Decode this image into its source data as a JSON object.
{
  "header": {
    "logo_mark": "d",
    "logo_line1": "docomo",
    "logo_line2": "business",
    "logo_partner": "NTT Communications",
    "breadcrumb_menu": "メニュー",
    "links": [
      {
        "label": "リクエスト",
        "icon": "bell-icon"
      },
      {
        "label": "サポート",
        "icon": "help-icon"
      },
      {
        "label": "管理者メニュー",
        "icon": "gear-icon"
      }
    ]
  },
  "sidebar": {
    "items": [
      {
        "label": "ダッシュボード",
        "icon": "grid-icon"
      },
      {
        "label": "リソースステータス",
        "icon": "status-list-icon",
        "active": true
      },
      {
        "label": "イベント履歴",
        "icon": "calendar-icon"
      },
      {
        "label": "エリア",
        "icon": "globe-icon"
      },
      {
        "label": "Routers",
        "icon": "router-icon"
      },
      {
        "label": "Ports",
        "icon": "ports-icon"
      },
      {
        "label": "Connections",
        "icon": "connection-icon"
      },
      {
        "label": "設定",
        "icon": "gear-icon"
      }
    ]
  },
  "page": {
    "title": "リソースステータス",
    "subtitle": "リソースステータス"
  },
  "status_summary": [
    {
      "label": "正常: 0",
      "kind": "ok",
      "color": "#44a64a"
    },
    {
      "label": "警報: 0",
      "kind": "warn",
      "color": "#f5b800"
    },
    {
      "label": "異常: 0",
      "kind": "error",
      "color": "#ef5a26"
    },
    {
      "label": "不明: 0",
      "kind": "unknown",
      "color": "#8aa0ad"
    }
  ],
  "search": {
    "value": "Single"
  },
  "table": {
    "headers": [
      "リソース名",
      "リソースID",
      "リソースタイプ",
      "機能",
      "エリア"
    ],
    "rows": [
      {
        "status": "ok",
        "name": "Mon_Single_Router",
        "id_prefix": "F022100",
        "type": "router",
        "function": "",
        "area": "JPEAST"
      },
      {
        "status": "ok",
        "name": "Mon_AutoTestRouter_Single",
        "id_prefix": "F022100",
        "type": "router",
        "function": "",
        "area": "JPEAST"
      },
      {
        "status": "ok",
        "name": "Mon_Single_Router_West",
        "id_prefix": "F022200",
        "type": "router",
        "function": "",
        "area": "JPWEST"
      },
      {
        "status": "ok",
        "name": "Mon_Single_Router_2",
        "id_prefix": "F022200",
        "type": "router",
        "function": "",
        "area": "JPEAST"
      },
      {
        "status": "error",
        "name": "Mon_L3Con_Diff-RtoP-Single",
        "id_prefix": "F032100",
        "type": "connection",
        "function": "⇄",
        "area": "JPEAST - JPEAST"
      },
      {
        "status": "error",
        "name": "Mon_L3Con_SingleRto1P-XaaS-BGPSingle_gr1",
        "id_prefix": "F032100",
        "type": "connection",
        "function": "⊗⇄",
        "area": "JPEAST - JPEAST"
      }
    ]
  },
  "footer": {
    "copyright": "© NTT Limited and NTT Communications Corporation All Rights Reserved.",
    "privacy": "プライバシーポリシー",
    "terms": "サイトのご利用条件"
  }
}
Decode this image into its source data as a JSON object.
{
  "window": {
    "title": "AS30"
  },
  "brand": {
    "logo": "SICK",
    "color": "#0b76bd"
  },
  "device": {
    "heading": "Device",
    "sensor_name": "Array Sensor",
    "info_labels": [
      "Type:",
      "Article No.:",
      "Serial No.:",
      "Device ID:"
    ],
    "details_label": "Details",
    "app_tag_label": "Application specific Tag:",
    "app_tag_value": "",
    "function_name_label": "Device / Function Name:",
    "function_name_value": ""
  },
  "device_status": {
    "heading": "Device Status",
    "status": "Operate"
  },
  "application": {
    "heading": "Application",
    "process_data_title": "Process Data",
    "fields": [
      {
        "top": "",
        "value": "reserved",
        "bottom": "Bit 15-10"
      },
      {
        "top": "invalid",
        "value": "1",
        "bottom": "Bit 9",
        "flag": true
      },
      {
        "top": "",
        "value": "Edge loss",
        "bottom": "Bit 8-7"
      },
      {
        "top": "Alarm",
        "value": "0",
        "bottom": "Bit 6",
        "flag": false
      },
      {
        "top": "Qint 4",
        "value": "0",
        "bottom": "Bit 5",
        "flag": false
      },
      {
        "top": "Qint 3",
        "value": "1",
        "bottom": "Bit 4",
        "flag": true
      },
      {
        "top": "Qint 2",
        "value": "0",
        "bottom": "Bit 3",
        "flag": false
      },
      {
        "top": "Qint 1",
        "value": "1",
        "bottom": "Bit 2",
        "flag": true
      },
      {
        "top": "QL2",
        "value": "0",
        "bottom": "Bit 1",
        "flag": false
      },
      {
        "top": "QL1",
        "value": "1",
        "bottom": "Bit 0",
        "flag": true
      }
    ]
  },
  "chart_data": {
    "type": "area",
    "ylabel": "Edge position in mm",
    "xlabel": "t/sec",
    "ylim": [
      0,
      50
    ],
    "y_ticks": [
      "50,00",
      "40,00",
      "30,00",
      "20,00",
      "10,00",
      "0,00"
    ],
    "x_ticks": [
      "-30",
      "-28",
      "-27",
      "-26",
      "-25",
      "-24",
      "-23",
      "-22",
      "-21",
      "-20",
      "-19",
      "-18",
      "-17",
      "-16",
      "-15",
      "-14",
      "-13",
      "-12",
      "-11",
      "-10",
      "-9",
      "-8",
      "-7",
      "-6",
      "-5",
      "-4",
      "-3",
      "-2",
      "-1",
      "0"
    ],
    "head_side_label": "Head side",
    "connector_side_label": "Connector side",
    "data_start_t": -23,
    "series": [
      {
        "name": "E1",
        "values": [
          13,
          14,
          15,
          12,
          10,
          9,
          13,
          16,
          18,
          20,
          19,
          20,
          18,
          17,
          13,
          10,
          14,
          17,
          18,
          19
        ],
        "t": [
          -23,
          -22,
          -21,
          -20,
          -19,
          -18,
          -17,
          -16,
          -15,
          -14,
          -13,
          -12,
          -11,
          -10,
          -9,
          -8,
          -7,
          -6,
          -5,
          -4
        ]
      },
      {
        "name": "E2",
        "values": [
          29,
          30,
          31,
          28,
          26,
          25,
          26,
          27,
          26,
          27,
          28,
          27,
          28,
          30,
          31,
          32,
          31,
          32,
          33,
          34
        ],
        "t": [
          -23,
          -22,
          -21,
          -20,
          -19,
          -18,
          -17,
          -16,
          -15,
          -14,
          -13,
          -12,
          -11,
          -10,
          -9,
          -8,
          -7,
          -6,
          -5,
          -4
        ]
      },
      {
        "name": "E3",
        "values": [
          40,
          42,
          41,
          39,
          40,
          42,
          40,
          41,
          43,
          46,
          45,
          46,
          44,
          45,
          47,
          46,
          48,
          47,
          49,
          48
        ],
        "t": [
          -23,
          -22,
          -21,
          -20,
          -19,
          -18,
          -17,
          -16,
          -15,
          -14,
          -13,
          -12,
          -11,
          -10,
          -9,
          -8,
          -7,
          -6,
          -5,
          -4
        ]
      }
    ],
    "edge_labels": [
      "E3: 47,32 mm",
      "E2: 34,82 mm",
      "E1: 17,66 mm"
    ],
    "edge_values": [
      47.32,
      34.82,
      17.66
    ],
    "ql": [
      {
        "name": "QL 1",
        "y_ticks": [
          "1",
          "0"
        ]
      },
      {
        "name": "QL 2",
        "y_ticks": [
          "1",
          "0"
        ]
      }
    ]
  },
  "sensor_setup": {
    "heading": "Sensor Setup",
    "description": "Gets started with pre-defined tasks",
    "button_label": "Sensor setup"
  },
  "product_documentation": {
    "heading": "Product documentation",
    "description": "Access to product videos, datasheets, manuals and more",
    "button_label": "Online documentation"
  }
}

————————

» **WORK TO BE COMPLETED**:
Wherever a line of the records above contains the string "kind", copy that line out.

» **FINAL ANSWER**:
      "kind": "ok",
      "kind": "warn",
      "kind": "error",
      "kind": "unknown",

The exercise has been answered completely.